Show every line of the data below that includes the word "Unmet".

TASK INPUTS –
Content starts

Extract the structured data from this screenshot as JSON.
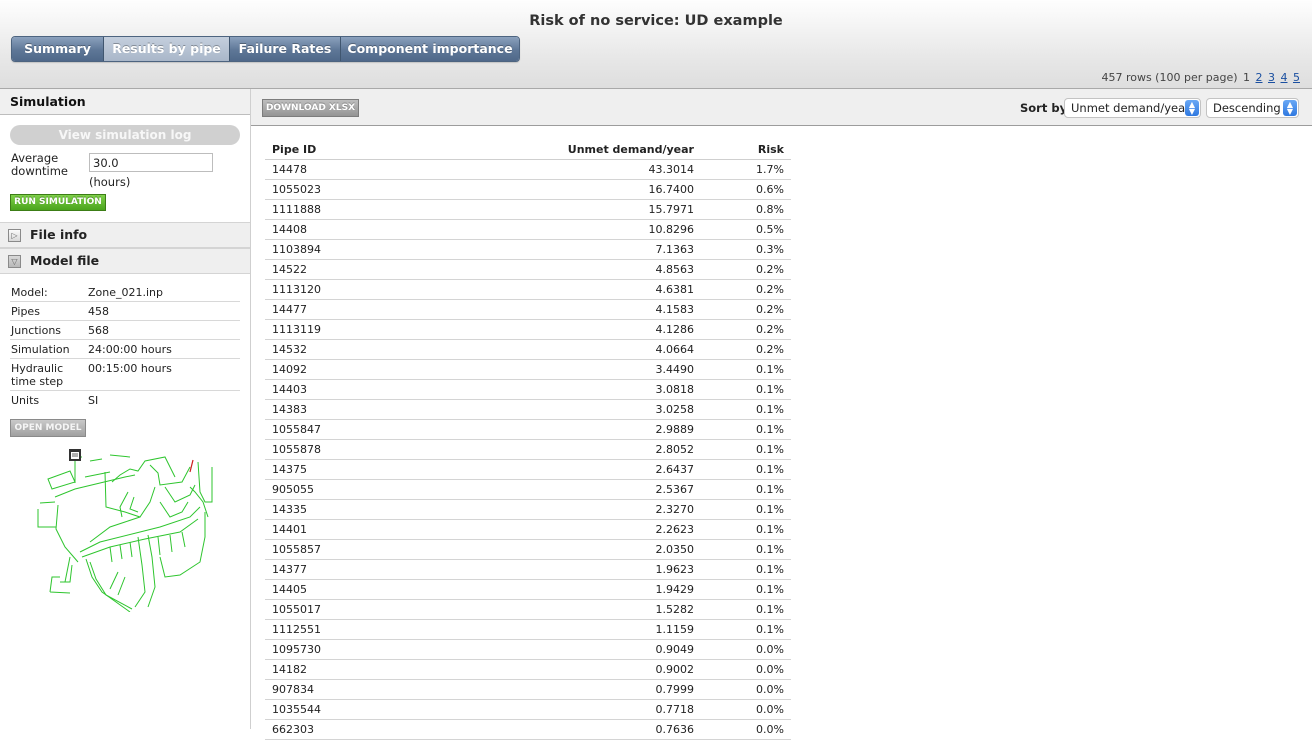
{
  "header": {
    "title": "Risk of no service: UD example",
    "tabs": [
      {
        "label": "Summary",
        "active": false
      },
      {
        "label": "Results by pipe",
        "active": true
      },
      {
        "label": "Failure Rates",
        "active": false
      },
      {
        "label": "Component importance",
        "active": false
      }
    ],
    "pager": {
      "summary": "457 rows (100 per page)",
      "current_page": "1",
      "pages": [
        "2",
        "3",
        "4",
        "5"
      ]
    }
  },
  "sidebar": {
    "simulation": {
      "title": "Simulation",
      "view_log_label": "View simulation log",
      "avg_downtime_label": "Average downtime",
      "avg_downtime_value": "30.0",
      "avg_downtime_unit": "(hours)",
      "run_label": "RUN SIMULATION"
    },
    "file_info": {
      "title": "File info",
      "expanded": false,
      "icon": "triangle-right-icon"
    },
    "model_file": {
      "title": "Model file",
      "expanded": true,
      "icon": "triangle-down-icon",
      "rows": [
        {
          "key": "Model:",
          "value": "Zone_021.inp"
        },
        {
          "key": "Pipes",
          "value": "458"
        },
        {
          "key": "Junctions",
          "value": "568"
        },
        {
          "key": "Simulation",
          "value": "24:00:00 hours"
        },
        {
          "key": "Hydraulic time step",
          "value": "00:15:00 hours"
        },
        {
          "key": "Units",
          "value": "SI"
        }
      ],
      "open_label": "OPEN MODEL"
    },
    "network_map": {
      "pipe_color": "#2ec52e",
      "highlight_color": "#cc1f1f"
    }
  },
  "toolbar": {
    "download_label": "DOWNLOAD XLSX",
    "sort_by_label": "Sort by",
    "sort_field": "Unmet demand/year",
    "sort_order": "Descending"
  },
  "results": {
    "columns": [
      "Pipe ID",
      "Unmet demand/year",
      "Risk"
    ],
    "rows": [
      [
        "14478",
        "43.3014",
        "1.7%"
      ],
      [
        "1055023",
        "16.7400",
        "0.6%"
      ],
      [
        "1111888",
        "15.7971",
        "0.8%"
      ],
      [
        "14408",
        "10.8296",
        "0.5%"
      ],
      [
        "1103894",
        "7.1363",
        "0.3%"
      ],
      [
        "14522",
        "4.8563",
        "0.2%"
      ],
      [
        "1113120",
        "4.6381",
        "0.2%"
      ],
      [
        "14477",
        "4.1583",
        "0.2%"
      ],
      [
        "1113119",
        "4.1286",
        "0.2%"
      ],
      [
        "14532",
        "4.0664",
        "0.2%"
      ],
      [
        "14092",
        "3.4490",
        "0.1%"
      ],
      [
        "14403",
        "3.0818",
        "0.1%"
      ],
      [
        "14383",
        "3.0258",
        "0.1%"
      ],
      [
        "1055847",
        "2.9889",
        "0.1%"
      ],
      [
        "1055878",
        "2.8052",
        "0.1%"
      ],
      [
        "14375",
        "2.6437",
        "0.1%"
      ],
      [
        "905055",
        "2.5367",
        "0.1%"
      ],
      [
        "14335",
        "2.3270",
        "0.1%"
      ],
      [
        "14401",
        "2.2623",
        "0.1%"
      ],
      [
        "1055857",
        "2.0350",
        "0.1%"
      ],
      [
        "14377",
        "1.9623",
        "0.1%"
      ],
      [
        "14405",
        "1.9429",
        "0.1%"
      ],
      [
        "1055017",
        "1.5282",
        "0.1%"
      ],
      [
        "1112551",
        "1.1159",
        "0.1%"
      ],
      [
        "1095730",
        "0.9049",
        "0.0%"
      ],
      [
        "14182",
        "0.9002",
        "0.0%"
      ],
      [
        "907834",
        "0.7999",
        "0.0%"
      ],
      [
        "1035544",
        "0.7718",
        "0.0%"
      ],
      [
        "662303",
        "0.7636",
        "0.0%"
      ]
    ]
  }
}
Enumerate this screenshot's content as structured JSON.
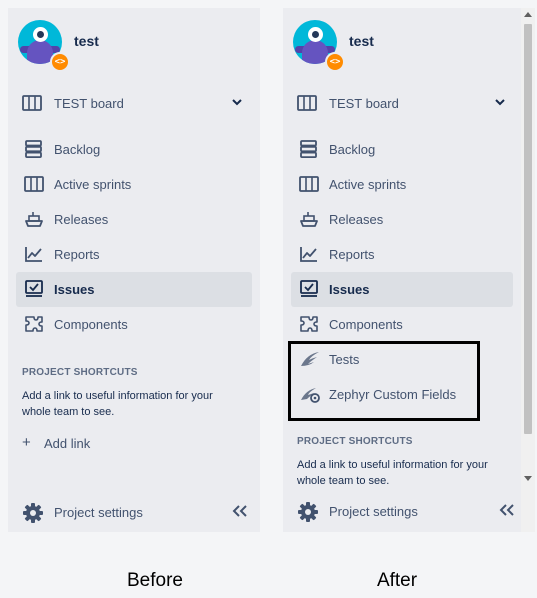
{
  "before": {
    "project_name": "test",
    "board_label": "TEST board",
    "nav_items": [
      {
        "label": "Backlog",
        "icon": "backlog-icon"
      },
      {
        "label": "Active sprints",
        "icon": "active-sprints-icon"
      },
      {
        "label": "Releases",
        "icon": "releases-icon"
      },
      {
        "label": "Reports",
        "icon": "reports-icon"
      },
      {
        "label": "Issues",
        "icon": "issues-icon",
        "active": true
      },
      {
        "label": "Components",
        "icon": "components-icon"
      }
    ],
    "shortcuts_title": "PROJECT SHORTCUTS",
    "shortcuts_desc": "Add a link to useful information for your whole team to see.",
    "add_link_label": "Add link",
    "settings_label": "Project settings"
  },
  "after": {
    "project_name": "test",
    "board_label": "TEST board",
    "nav_items": [
      {
        "label": "Backlog",
        "icon": "backlog-icon"
      },
      {
        "label": "Active sprints",
        "icon": "active-sprints-icon"
      },
      {
        "label": "Releases",
        "icon": "releases-icon"
      },
      {
        "label": "Reports",
        "icon": "reports-icon"
      },
      {
        "label": "Issues",
        "icon": "issues-icon",
        "active": true
      },
      {
        "label": "Components",
        "icon": "components-icon"
      }
    ],
    "zephyr_items": [
      {
        "label": "Tests",
        "icon": "zephyr-wing-icon"
      },
      {
        "label": "Zephyr Custom Fields",
        "icon": "zephyr-custom-fields-icon"
      }
    ],
    "shortcuts_title": "PROJECT SHORTCUTS",
    "shortcuts_desc": "Add a link to useful information for your whole team to see.",
    "settings_label": "Project settings"
  },
  "captions": {
    "before": "Before",
    "after": "After"
  },
  "colors": {
    "panel": "#ebecf0",
    "active_item": "#dcdfe4",
    "avatar": "#00b8d9",
    "badge": "#ff8b00",
    "highlight_border": "#000000"
  }
}
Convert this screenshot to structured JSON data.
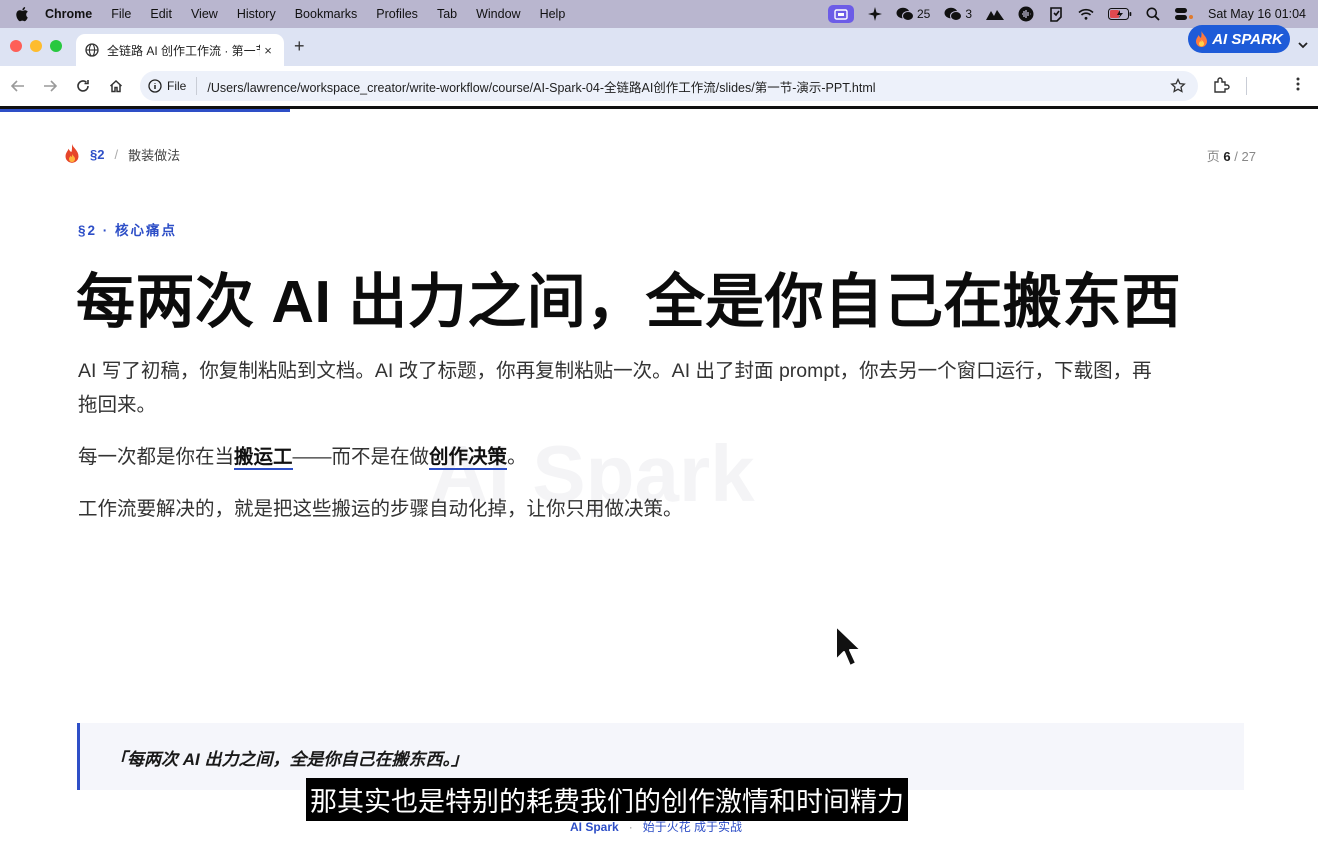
{
  "menubar": {
    "app_name": "Chrome",
    "items": [
      "File",
      "Edit",
      "View",
      "History",
      "Bookmarks",
      "Profiles",
      "Tab",
      "Window",
      "Help"
    ],
    "wechat_count_1": "25",
    "wechat_count_2": "3",
    "clock": "Sat May 16  01:04"
  },
  "browser": {
    "tab_title": "全链路 AI 创作工作流 · 第一节 ·",
    "tab_close": "×",
    "new_tab": "+",
    "brand_badge": "AI SPARK",
    "scheme_chip": "File",
    "url": "/Users/lawrence/workspace_creator/write-workflow/course/AI-Spark-04-全链路AI创作工作流/slides/第一节-演示-PPT.html"
  },
  "slide": {
    "progress_fraction": 0.22,
    "breadcrumb_section": "§2",
    "breadcrumb_sep": "/",
    "breadcrumb_page": "散装做法",
    "page_label": "页",
    "page_current": "6",
    "page_sep": "/",
    "page_total": "27",
    "watermark": "AI Spark",
    "eyebrow": "§2 · 核心痛点",
    "headline": "每两次 AI 出力之间，全是你自己在搬东西",
    "para1": "AI 写了初稿，你复制粘贴到文档。AI 改了标题，你再复制粘贴一次。AI 出了封面 prompt，你去另一个窗口运行，下载图，再拖回来。",
    "para2_a": "每一次都是你在当",
    "para2_em1": "搬运工",
    "para2_b": "——而不是在做",
    "para2_em2": "创作决策",
    "para2_c": "。",
    "para3": "工作流要解决的，就是把这些搬运的步骤自动化掉，让你只用做决策。",
    "quote": "「每两次 AI 出力之间，全是你自己在搬东西。」",
    "footer_brand": "AI Spark",
    "footer_dot": "·",
    "footer_slogan": "始于火花 成于实战"
  },
  "subtitle": "那其实也是特别的耗费我们的创作激情和时间精力",
  "colors": {
    "accent": "#2e4fc7",
    "menubar": "#b9b6cf",
    "tabstrip": "#dde3f3",
    "badge": "#1e5bd8"
  }
}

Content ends

RESPONSE TO THE TASK –
    "sort_field": "Unmet demand/year",
      "Unmet demand/year",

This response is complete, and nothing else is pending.